After the Demonstration: What States Sustained After the End of Federal Grants to Improve Children’s healthcare Quality

Ireys H, Brach C, Anglin K, Devers K, Burton R
Source: Matern Child Health J
Publication Year: 2017
Population Focus: Medicaid beneficiaries
Demographic Group: Child
Intervention Type: Best practices, Service redesign
Study Design: Other Study Design
Type of Literature: White

Under the CHIPRA Quality Demonstration Grant Program, CMS awarded $100 million through 10 grants that 18 state Medicaid agencies implemented between 2010 and 2015. The program’s legislatively-mandated purpose was to evaluate promising ideas for improving the quality of children s healthcare provided through Medicaid and CHIP. As part of the program’s multifaceted evaluation, this study examined the extent to which states sustained key program activities after the demonstration ended.

We identified 115 potentially sustainable elements within states’ CHIPRA demonstrations and analyzed data from grantee reports and key informant interviews to assess sustainment outcomes and key influential factors. We also assessed sustainment of the projects intellectual capital.

56% of potentially sustainable elements were sustained. Sustainment varied by topic area: Elements related to quality measure reporting and practice facilitation were more likely to be sustained than others, such as parent advisors. Broad contextual factors, the state’s Medicaid environment, implementation partners’ resources, and characteristics of the demonstration itself all shaped sustainment outcomes.

Assessing sustainment of key elements of states’ CHIPRA quality demonstration projects provides insight into the fates of the “promising ideas” that the grant program was designed to examine. As a result of the federal government s investment in this grant program, many demonstration states are in a strong position to extend and spread specific strategies for improving the quality of care for children in Medicaid and CHIP. Our findings provide insights for policymakers and providers working to
improve the quality of healthcare for low income children

Insights Results

Overview of model

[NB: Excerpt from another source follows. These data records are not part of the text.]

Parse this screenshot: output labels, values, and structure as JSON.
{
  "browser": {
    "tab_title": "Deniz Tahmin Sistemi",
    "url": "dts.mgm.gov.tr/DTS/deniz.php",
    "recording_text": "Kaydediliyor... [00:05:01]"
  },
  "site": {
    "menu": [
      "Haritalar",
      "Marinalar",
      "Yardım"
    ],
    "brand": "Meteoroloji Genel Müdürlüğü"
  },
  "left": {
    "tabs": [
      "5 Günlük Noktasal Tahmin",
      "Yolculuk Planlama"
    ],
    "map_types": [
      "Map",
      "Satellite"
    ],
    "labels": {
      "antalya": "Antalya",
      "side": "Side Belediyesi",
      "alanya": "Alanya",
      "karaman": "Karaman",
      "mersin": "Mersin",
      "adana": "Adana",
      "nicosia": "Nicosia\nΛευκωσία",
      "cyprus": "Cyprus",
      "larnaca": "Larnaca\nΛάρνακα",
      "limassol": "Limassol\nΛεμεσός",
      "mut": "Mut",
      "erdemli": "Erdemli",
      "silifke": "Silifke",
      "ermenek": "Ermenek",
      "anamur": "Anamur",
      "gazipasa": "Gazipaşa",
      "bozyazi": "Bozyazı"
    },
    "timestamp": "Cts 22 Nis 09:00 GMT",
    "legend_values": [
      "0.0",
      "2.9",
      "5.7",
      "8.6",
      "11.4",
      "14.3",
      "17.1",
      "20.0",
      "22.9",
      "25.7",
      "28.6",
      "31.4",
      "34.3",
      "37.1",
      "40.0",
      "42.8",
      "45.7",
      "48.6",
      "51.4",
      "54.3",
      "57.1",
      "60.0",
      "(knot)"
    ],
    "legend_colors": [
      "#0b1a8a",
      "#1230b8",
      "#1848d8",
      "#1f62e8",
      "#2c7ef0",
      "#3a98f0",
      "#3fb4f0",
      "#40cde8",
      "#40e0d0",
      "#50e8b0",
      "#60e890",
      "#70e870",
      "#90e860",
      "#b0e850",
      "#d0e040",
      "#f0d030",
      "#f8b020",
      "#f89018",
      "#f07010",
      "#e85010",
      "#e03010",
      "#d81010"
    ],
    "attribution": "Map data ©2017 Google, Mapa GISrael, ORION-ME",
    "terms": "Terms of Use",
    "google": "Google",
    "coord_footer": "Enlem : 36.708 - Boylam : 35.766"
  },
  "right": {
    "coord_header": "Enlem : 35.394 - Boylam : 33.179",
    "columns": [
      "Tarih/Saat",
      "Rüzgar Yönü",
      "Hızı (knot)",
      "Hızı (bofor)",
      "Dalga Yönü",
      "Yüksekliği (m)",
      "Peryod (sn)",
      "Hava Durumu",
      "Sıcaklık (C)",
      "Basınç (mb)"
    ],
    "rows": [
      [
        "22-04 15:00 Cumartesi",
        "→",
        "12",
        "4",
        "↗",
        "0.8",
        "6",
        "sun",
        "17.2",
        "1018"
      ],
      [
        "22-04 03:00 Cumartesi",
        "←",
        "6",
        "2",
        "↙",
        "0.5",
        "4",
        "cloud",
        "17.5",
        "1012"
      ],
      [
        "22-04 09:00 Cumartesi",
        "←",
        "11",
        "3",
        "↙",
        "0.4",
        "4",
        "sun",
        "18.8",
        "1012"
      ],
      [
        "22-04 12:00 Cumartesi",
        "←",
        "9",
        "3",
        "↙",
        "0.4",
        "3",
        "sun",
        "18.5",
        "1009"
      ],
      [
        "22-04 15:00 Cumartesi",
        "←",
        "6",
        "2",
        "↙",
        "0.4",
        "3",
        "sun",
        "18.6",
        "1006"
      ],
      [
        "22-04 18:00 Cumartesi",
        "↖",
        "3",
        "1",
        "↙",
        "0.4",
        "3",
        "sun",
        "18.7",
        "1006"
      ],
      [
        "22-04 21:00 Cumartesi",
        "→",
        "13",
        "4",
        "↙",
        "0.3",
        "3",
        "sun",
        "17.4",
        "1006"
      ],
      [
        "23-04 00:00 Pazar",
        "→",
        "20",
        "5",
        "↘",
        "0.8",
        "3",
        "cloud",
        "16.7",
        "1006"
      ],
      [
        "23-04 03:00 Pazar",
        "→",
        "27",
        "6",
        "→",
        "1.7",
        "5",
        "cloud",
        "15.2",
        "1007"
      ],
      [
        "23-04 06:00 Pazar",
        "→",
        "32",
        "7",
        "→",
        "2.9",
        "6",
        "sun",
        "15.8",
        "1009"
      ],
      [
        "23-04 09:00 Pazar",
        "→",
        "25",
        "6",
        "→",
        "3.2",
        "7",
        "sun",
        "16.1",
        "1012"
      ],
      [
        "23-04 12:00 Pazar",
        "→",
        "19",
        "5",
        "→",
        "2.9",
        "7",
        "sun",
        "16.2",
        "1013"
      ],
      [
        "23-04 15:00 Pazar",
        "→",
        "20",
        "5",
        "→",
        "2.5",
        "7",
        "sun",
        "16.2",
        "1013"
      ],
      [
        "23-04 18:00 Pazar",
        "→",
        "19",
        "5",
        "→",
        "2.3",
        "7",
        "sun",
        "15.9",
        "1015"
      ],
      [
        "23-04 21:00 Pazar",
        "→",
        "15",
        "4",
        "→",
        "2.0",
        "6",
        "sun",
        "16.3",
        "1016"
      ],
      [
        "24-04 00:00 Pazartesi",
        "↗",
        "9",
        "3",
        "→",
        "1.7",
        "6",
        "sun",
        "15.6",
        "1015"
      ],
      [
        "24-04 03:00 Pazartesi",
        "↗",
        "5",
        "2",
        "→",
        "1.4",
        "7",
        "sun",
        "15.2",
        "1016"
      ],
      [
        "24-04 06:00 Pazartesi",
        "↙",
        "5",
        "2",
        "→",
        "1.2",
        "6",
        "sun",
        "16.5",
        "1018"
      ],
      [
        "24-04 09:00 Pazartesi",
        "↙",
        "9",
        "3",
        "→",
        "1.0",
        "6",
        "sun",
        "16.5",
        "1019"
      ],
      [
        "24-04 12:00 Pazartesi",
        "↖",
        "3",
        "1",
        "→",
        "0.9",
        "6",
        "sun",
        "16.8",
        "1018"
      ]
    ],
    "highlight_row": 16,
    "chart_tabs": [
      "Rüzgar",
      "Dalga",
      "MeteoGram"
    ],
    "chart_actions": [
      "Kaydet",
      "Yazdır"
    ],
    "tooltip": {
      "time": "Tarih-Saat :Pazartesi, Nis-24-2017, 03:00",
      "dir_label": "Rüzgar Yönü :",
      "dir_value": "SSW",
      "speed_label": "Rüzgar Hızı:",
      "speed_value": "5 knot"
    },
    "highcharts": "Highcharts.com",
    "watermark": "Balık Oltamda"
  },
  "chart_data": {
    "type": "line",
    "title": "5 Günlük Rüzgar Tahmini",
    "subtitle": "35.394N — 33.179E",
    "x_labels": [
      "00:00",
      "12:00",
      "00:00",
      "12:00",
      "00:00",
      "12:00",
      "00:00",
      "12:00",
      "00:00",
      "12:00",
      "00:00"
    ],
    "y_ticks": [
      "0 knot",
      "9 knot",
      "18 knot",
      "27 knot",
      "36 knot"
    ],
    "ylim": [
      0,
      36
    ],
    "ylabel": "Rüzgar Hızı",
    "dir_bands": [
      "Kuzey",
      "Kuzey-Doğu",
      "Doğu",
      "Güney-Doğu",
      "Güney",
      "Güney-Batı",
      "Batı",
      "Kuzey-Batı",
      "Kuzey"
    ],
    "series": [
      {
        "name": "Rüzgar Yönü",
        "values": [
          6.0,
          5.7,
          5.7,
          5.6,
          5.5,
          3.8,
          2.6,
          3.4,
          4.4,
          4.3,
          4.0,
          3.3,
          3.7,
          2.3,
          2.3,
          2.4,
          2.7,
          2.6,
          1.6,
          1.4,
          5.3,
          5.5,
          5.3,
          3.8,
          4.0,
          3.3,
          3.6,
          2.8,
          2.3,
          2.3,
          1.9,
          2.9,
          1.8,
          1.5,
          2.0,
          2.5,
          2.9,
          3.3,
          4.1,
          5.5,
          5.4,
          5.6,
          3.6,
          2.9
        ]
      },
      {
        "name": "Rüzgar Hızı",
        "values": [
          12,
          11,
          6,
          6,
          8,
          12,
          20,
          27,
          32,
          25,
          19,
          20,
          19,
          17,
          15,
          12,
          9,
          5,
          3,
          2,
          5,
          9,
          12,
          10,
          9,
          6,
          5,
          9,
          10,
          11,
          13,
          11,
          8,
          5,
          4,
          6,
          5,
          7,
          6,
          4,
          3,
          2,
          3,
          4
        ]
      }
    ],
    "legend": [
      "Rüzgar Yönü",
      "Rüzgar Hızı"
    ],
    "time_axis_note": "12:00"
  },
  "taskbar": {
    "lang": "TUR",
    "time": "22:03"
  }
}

  • Across all demonstration states, 56% of elements were sustained after the grant period ended; most states found ways to sustain the intellectual capital developed by the grant
  • Elements related to practice facilitation and quality measure reporting were more likely to be sustained than other areas; elements related to family engagement were least likely to be sustained
  • Few states sustained elements that involved providing financial or labor support directly to practices

    Key takeaways/implications

    • Factors influencing sustainment: 1) Leadership and availability of new financial support; 2) States’ investment in infrastructure and institutionalization of procedures developed with grant funds; 3) Early planning for sustainment combined with systematic evidence of a program’s effects from state-based process evaluations; 4) Alignment of program activities; and 5) Stakeholder support
    • For example, demonstration states sustained 77% of quality measurement elements because of factors such as states’ existing measure-related contracts with universities, relatively low costs of institutionalizing procedures first developed with demonstration funds, and anticipation that voluntary reporting of quality measures to CMS would become mandatory
    • Takeaway: As a result of the federal government’s investment, many demonstration states were in a strong position to extend and spread specific strategies for improving the quality of care for publicly-insured children